App and web page records:
_ _ _ _ _ _ _

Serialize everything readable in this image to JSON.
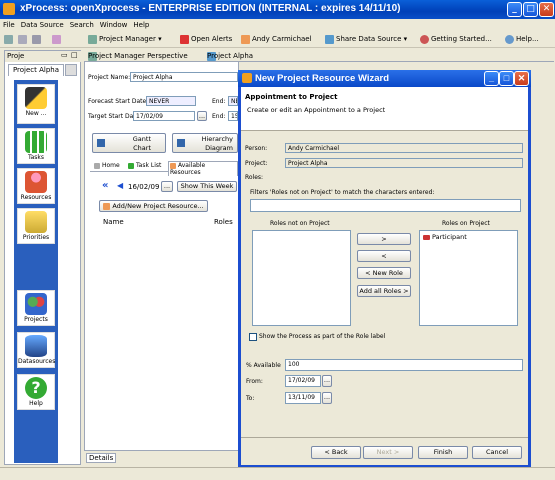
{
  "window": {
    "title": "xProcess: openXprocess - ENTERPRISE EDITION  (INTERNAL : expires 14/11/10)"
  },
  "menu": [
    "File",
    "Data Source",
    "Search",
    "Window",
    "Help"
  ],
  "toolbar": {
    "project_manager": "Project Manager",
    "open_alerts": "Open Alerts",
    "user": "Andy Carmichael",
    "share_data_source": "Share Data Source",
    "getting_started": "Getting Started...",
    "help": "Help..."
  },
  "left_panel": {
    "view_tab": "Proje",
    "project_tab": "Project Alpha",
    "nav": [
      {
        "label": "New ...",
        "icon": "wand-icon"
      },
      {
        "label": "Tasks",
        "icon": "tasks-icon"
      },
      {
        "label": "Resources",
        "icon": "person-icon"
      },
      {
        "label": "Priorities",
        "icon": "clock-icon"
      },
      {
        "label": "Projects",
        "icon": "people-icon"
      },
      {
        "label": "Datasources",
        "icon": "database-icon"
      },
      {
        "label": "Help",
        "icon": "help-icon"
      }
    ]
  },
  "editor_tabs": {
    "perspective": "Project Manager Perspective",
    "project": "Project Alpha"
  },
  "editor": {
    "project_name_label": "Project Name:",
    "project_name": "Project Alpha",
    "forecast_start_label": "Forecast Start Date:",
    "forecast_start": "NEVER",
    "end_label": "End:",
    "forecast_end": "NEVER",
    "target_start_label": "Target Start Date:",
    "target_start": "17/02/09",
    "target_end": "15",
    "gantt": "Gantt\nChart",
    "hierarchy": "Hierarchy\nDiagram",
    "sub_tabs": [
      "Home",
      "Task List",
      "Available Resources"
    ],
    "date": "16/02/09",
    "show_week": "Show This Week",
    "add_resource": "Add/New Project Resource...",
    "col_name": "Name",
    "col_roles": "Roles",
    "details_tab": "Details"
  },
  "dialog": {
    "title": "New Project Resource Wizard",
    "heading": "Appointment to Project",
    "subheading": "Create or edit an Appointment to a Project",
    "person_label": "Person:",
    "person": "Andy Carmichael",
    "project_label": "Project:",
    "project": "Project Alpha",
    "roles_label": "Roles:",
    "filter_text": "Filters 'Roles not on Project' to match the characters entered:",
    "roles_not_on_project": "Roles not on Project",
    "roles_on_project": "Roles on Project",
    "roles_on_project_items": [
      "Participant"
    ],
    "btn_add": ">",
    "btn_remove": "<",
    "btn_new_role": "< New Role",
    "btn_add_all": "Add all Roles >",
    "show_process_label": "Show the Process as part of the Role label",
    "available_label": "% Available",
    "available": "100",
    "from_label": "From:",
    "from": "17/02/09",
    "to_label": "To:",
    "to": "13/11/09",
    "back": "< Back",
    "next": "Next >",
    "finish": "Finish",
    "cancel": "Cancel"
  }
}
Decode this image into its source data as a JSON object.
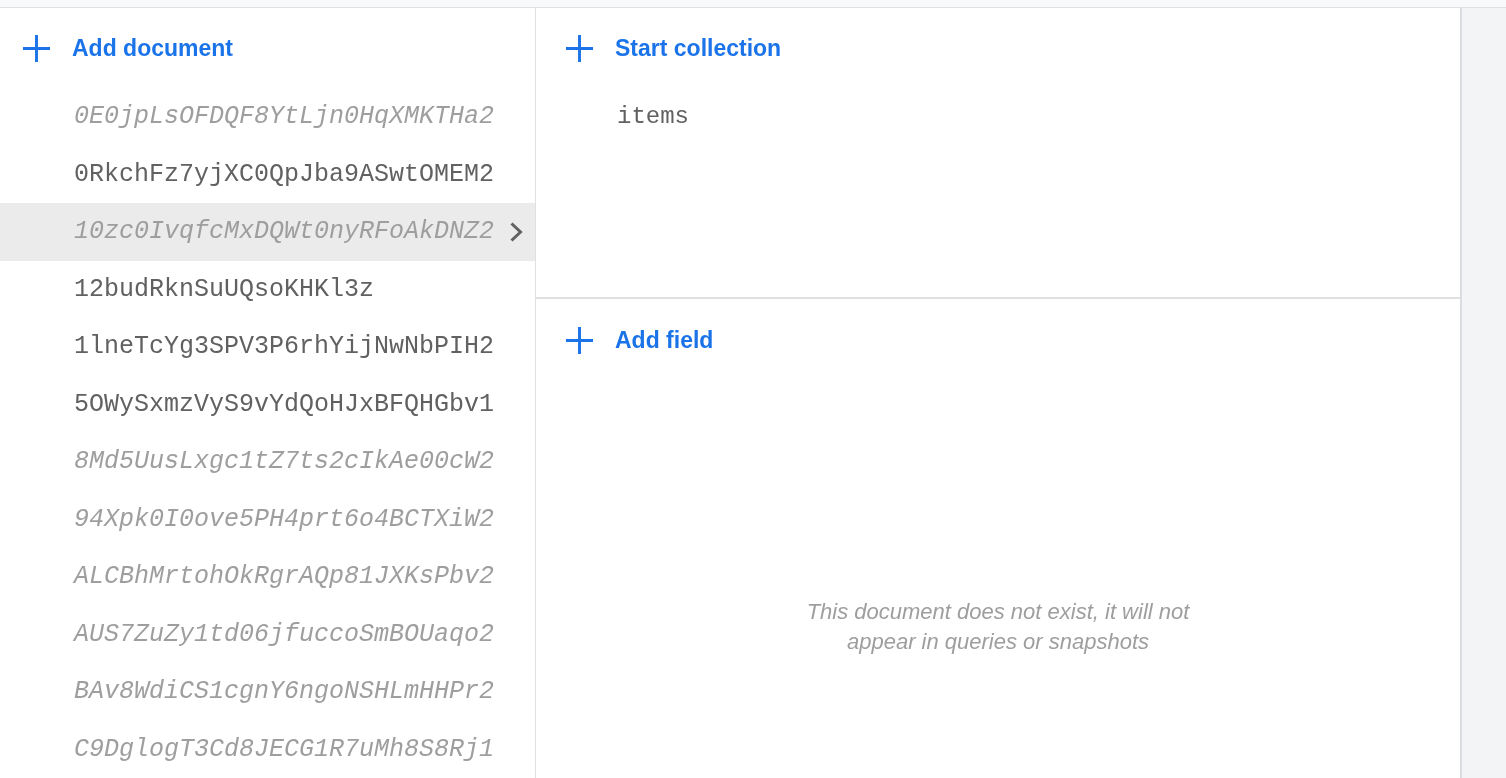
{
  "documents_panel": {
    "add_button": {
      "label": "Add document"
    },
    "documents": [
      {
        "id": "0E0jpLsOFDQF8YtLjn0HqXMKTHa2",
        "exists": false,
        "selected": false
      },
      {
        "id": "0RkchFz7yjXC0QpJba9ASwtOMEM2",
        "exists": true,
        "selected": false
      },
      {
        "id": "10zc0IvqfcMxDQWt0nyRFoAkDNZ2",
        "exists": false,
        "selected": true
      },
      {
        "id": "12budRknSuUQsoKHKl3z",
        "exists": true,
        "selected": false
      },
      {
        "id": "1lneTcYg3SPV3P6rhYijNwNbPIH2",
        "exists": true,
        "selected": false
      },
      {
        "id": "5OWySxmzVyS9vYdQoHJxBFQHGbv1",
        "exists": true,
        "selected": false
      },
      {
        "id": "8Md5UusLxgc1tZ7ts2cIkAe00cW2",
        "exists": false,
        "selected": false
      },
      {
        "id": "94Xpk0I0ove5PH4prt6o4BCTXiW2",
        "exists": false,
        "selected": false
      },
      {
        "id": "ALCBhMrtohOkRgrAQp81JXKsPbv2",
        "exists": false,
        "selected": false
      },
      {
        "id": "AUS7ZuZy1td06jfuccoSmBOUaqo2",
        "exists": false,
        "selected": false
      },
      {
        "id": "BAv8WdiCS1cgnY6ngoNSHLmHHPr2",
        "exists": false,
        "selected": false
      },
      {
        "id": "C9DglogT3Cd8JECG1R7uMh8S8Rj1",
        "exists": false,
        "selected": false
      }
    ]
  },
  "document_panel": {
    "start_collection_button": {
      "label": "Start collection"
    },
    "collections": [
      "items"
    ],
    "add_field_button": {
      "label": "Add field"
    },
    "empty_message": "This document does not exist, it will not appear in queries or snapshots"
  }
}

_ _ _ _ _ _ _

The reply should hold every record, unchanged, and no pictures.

Serialize everything readable in this image to JSON.
{
  "window": {
    "title": "xProcess: openXprocess - ENTERPRISE EDITION  (INTERNAL : expires 14/11/10)"
  },
  "menu": [
    "File",
    "Data Source",
    "Search",
    "Window",
    "Help"
  ],
  "toolbar": {
    "project_manager": "Project Manager",
    "open_alerts": "Open Alerts",
    "user": "Andy Carmichael",
    "share_data_source": "Share Data Source",
    "getting_started": "Getting Started...",
    "help": "Help..."
  },
  "left_panel": {
    "view_tab": "Proje",
    "project_tab": "Project Alpha",
    "nav": [
      {
        "label": "New ...",
        "icon": "wand-icon"
      },
      {
        "label": "Tasks",
        "icon": "tasks-icon"
      },
      {
        "label": "Resources",
        "icon": "person-icon"
      },
      {
        "label": "Priorities",
        "icon": "clock-icon"
      },
      {
        "label": "Projects",
        "icon": "people-icon"
      },
      {
        "label": "Datasources",
        "icon": "database-icon"
      },
      {
        "label": "Help",
        "icon": "help-icon"
      }
    ]
  },
  "editor_tabs": {
    "perspective": "Project Manager Perspective",
    "project": "Project Alpha"
  },
  "editor": {
    "project_name_label": "Project Name:",
    "project_name": "Project Alpha",
    "forecast_start_label": "Forecast Start Date:",
    "forecast_start": "NEVER",
    "end_label": "End:",
    "forecast_end": "NEVER",
    "target_start_label": "Target Start Date:",
    "target_start": "17/02/09",
    "target_end": "15",
    "gantt": "Gantt\nChart",
    "hierarchy": "Hierarchy\nDiagram",
    "sub_tabs": [
      "Home",
      "Task List",
      "Available Resources"
    ],
    "date": "16/02/09",
    "show_week": "Show This Week",
    "add_resource": "Add/New Project Resource...",
    "col_name": "Name",
    "col_roles": "Roles",
    "details_tab": "Details"
  },
  "dialog": {
    "title": "New Project Resource Wizard",
    "heading": "Appointment to Project",
    "subheading": "Create or edit an Appointment to a Project",
    "person_label": "Person:",
    "person": "Andy Carmichael",
    "project_label": "Project:",
    "project": "Project Alpha",
    "roles_label": "Roles:",
    "filter_text": "Filters 'Roles not on Project' to match the characters entered:",
    "roles_not_on_project": "Roles not on Project",
    "roles_on_project": "Roles on Project",
    "roles_on_project_items": [
      "Participant"
    ],
    "btn_add": ">",
    "btn_remove": "<",
    "btn_new_role": "< New Role",
    "btn_add_all": "Add all Roles >",
    "show_process_label": "Show the Process as part of the Role label",
    "available_label": "% Available",
    "available": "100",
    "from_label": "From:",
    "from": "17/02/09",
    "to_label": "To:",
    "to": "13/11/09",
    "back": "< Back",
    "next": "Next >",
    "finish": "Finish",
    "cancel": "Cancel"
  }
}
Decode this image into its source data as a JSON object.
{
  "documents_panel": {
    "add_button": {
      "label": "Add document"
    },
    "documents": [
      {
        "id": "0E0jpLsOFDQF8YtLjn0HqXMKTHa2",
        "exists": false,
        "selected": false
      },
      {
        "id": "0RkchFz7yjXC0QpJba9ASwtOMEM2",
        "exists": true,
        "selected": false
      },
      {
        "id": "10zc0IvqfcMxDQWt0nyRFoAkDNZ2",
        "exists": false,
        "selected": true
      },
      {
        "id": "12budRknSuUQsoKHKl3z",
        "exists": true,
        "selected": false
      },
      {
        "id": "1lneTcYg3SPV3P6rhYijNwNbPIH2",
        "exists": true,
        "selected": false
      },
      {
        "id": "5OWySxmzVyS9vYdQoHJxBFQHGbv1",
        "exists": true,
        "selected": false
      },
      {
        "id": "8Md5UusLxgc1tZ7ts2cIkAe00cW2",
        "exists": false,
        "selected": false
      },
      {
        "id": "94Xpk0I0ove5PH4prt6o4BCTXiW2",
        "exists": false,
        "selected": false
      },
      {
        "id": "ALCBhMrtohOkRgrAQp81JXKsPbv2",
        "exists": false,
        "selected": false
      },
      {
        "id": "AUS7ZuZy1td06jfuccoSmBOUaqo2",
        "exists": false,
        "selected": false
      },
      {
        "id": "BAv8WdiCS1cgnY6ngoNSHLmHHPr2",
        "exists": false,
        "selected": false
      },
      {
        "id": "C9DglogT3Cd8JECG1R7uMh8S8Rj1",
        "exists": false,
        "selected": false
      }
    ]
  },
  "document_panel": {
    "start_collection_button": {
      "label": "Start collection"
    },
    "collections": [
      "items"
    ],
    "add_field_button": {
      "label": "Add field"
    },
    "empty_message": "This document does not exist, it will not appear in queries or snapshots"
  }
}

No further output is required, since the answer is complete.